■ **WORK ITEM**
Output all of the records word for word and drop the images.

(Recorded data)
----------

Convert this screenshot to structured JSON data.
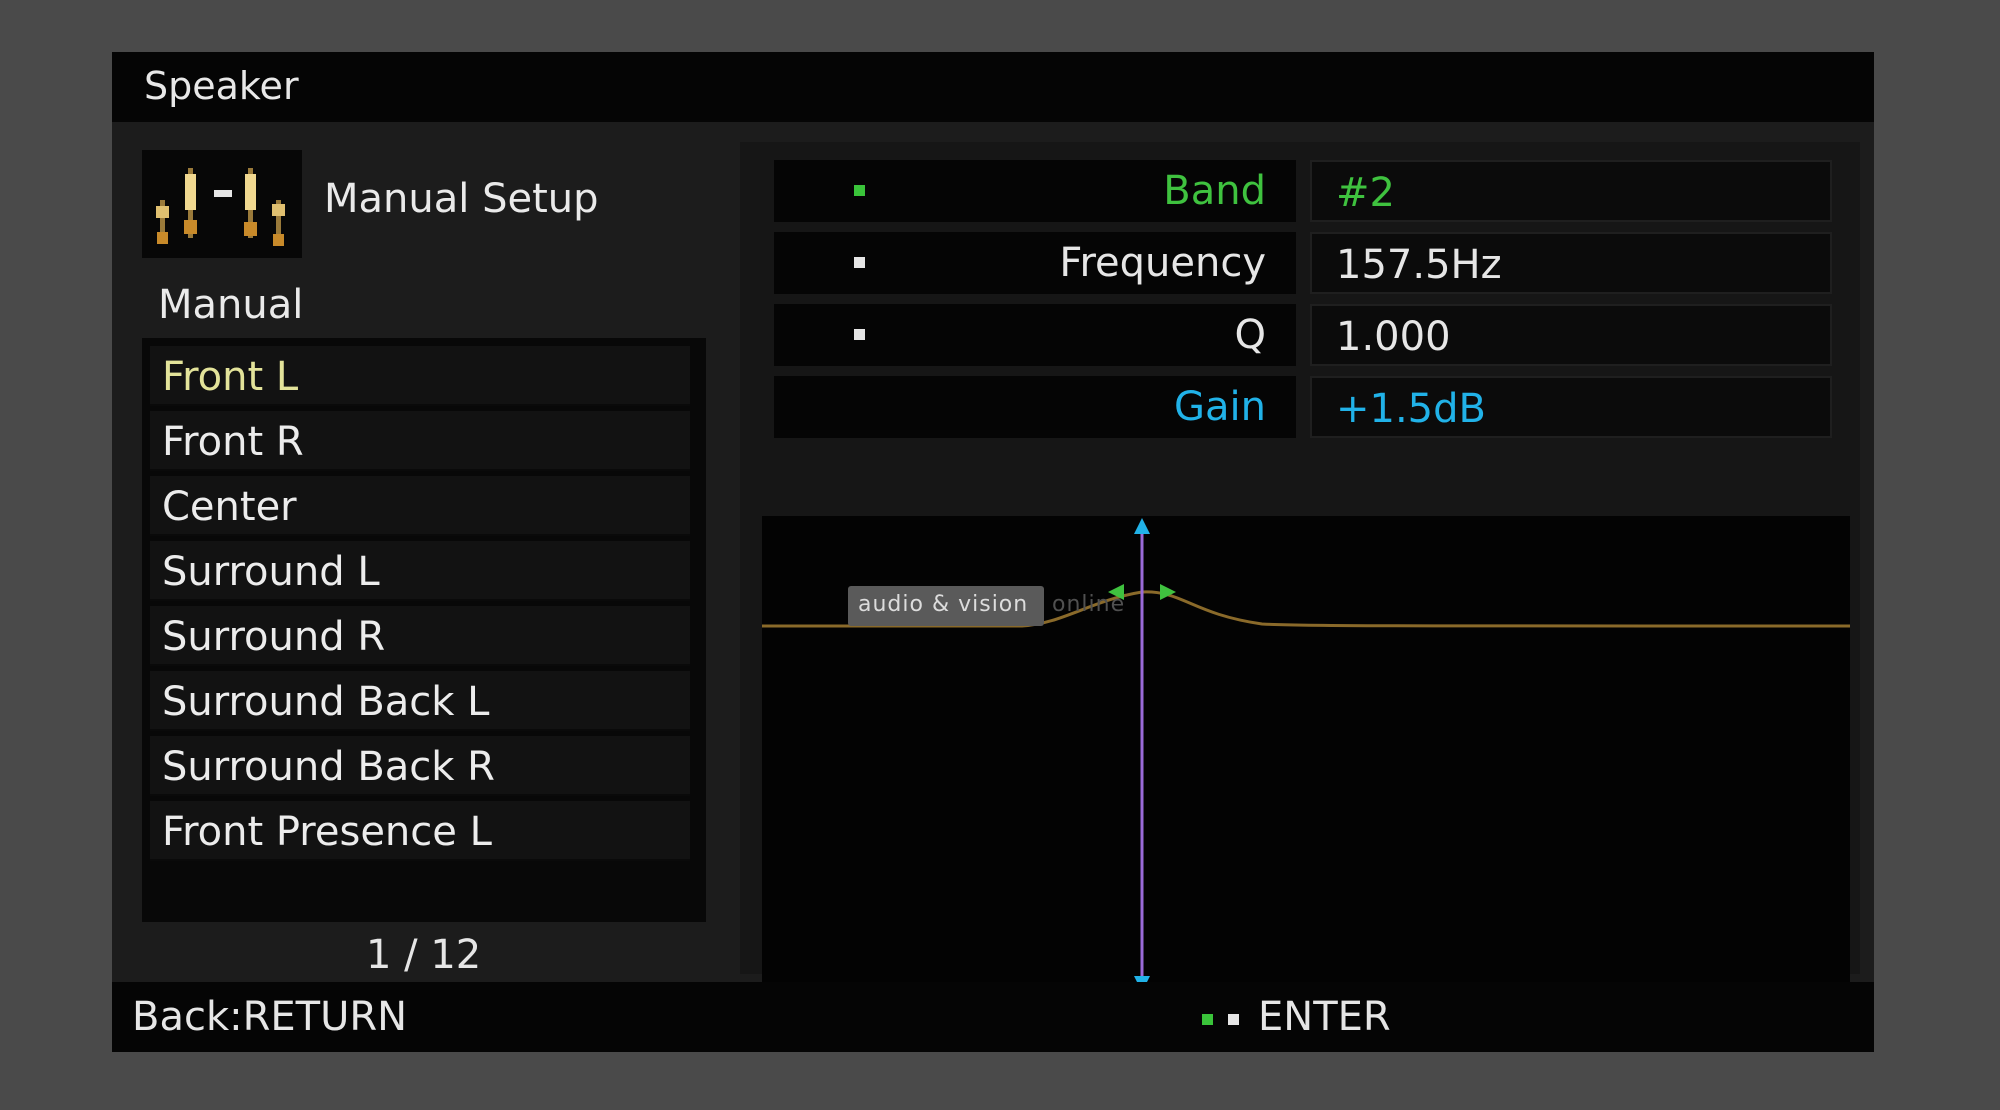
{
  "window": {
    "title": "Speaker"
  },
  "setup": {
    "label": "Manual Setup",
    "icon": "equalizer-sliders-icon"
  },
  "mode": {
    "label": "Manual"
  },
  "speakers": {
    "items": [
      {
        "label": "Front L",
        "selected": true
      },
      {
        "label": "Front R",
        "selected": false
      },
      {
        "label": "Center",
        "selected": false
      },
      {
        "label": "Surround L",
        "selected": false
      },
      {
        "label": "Surround R",
        "selected": false
      },
      {
        "label": "Surround Back L",
        "selected": false
      },
      {
        "label": "Surround Back R",
        "selected": false
      },
      {
        "label": "Front Presence L",
        "selected": false
      }
    ],
    "page": "1 / 12"
  },
  "params": {
    "band": {
      "label": "Band",
      "value": "#2"
    },
    "frequency": {
      "label": "Frequency",
      "value": "157.5Hz"
    },
    "q": {
      "label": "Q",
      "value": "1.000"
    },
    "gain": {
      "label": "Gain",
      "value": "+1.5dB"
    }
  },
  "watermark": {
    "text": "audio & vision",
    "tail": "online"
  },
  "footer": {
    "back_hint": "Back:RETURN",
    "enter_label": "ENTER"
  },
  "colors": {
    "selected_item": "#e3e39a",
    "active_param": "#3fc23f",
    "gain_param": "#21b2e8",
    "curve": "#8a6a2a",
    "cursor_line": "#9a6ad8",
    "cursor_arrow": "#21b2e8"
  }
}
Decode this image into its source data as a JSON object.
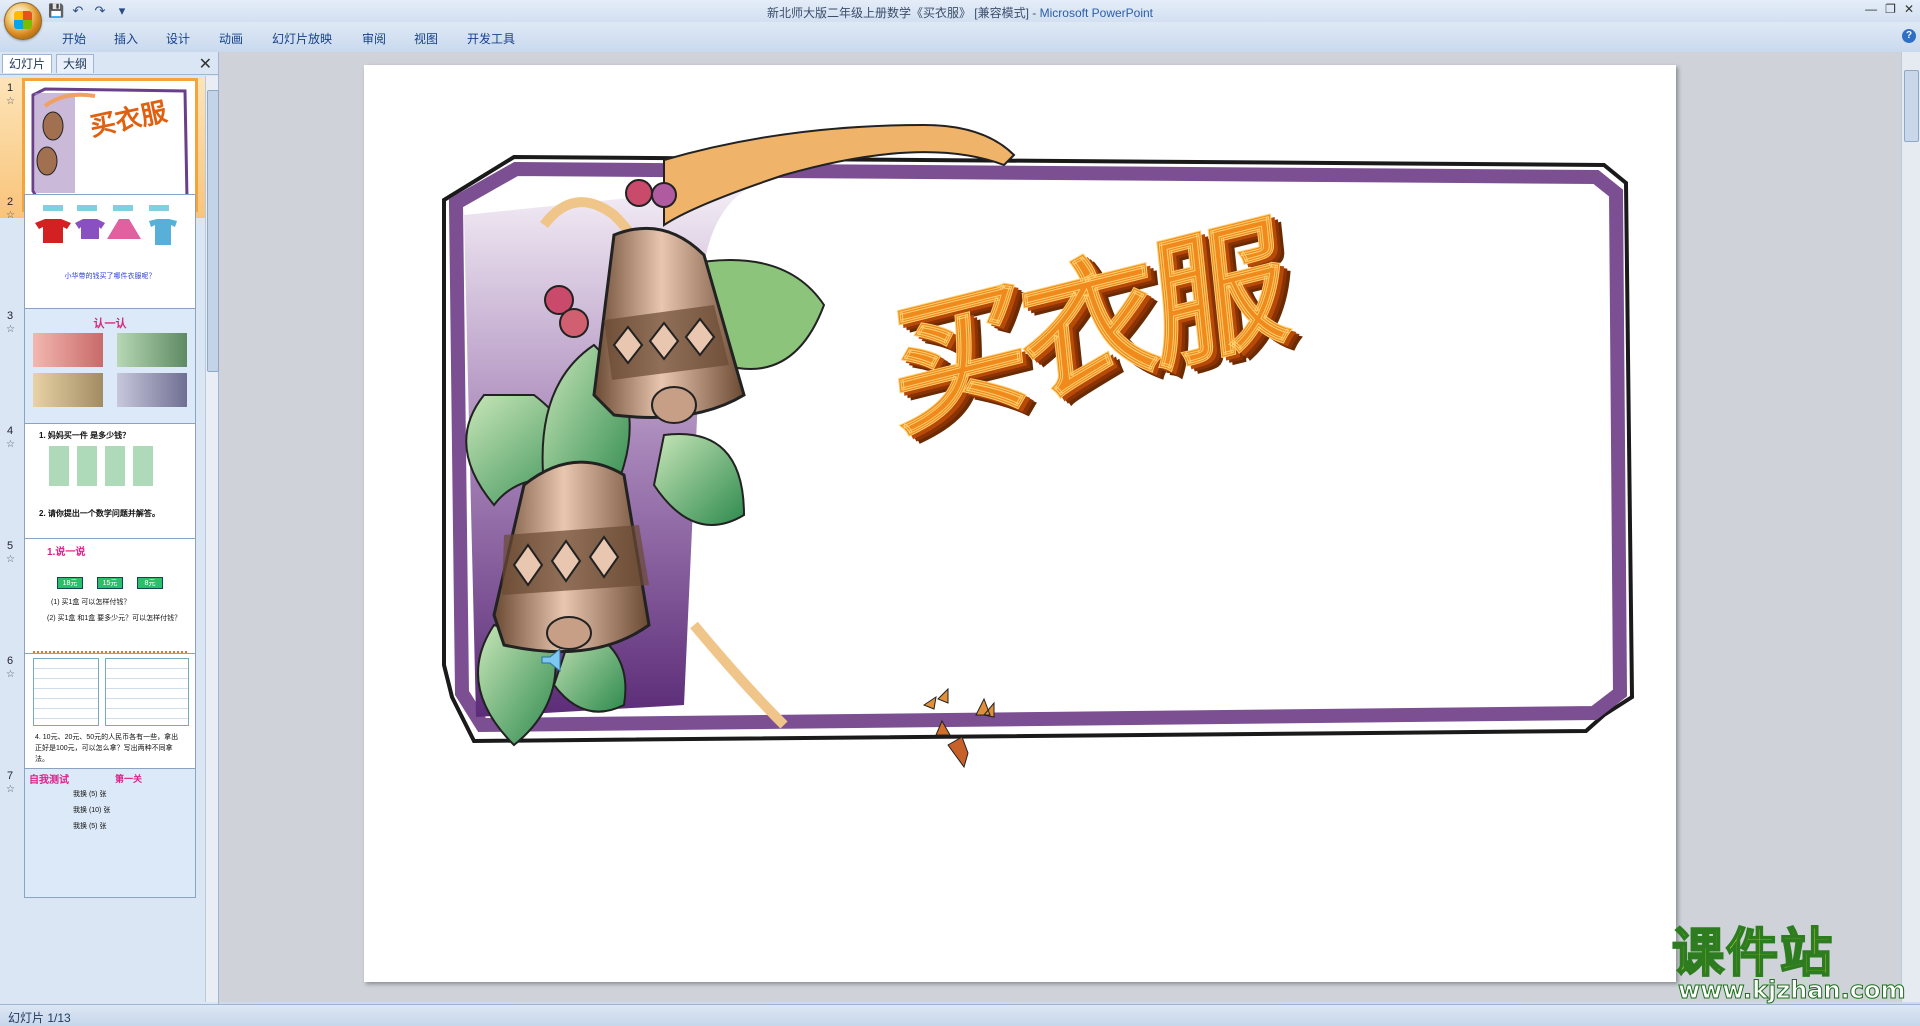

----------

■ **PROBLEM SOLUTION**
Convert this screenshot to structured JSON data.
{
  "window": {
    "title": "Speaker"
  },
  "setup": {
    "label": "Manual Setup",
    "icon": "equalizer-sliders-icon"
  },
  "mode": {
    "label": "Manual"
  },
  "speakers": {
    "items": [
      {
        "label": "Front L",
        "selected": true
      },
      {
        "label": "Front R",
        "selected": false
      },
      {
        "label": "Center",
        "selected": false
      },
      {
        "label": "Surround L",
        "selected": false
      },
      {
        "label": "Surround R",
        "selected": false
      },
      {
        "label": "Surround Back L",
        "selected": false
      },
      {
        "label": "Surround Back R",
        "selected": false
      },
      {
        "label": "Front Presence L",
        "selected": false
      }
    ],
    "page": "1 / 12"
  },
  "params": {
    "band": {
      "label": "Band",
      "value": "#2"
    },
    "frequency": {
      "label": "Frequency",
      "value": "157.5Hz"
    },
    "q": {
      "label": "Q",
      "value": "1.000"
    },
    "gain": {
      "label": "Gain",
      "value": "+1.5dB"
    }
  },
  "watermark": {
    "text": "audio & vision",
    "tail": "online"
  },
  "footer": {
    "back_hint": "Back:RETURN",
    "enter_label": "ENTER"
  },
  "colors": {
    "selected_item": "#e3e39a",
    "active_param": "#3fc23f",
    "gain_param": "#21b2e8",
    "curve": "#8a6a2a",
    "cursor_line": "#9a6ad8",
    "cursor_arrow": "#21b2e8"
  }
}
Decode this image into its source data as a JSON object.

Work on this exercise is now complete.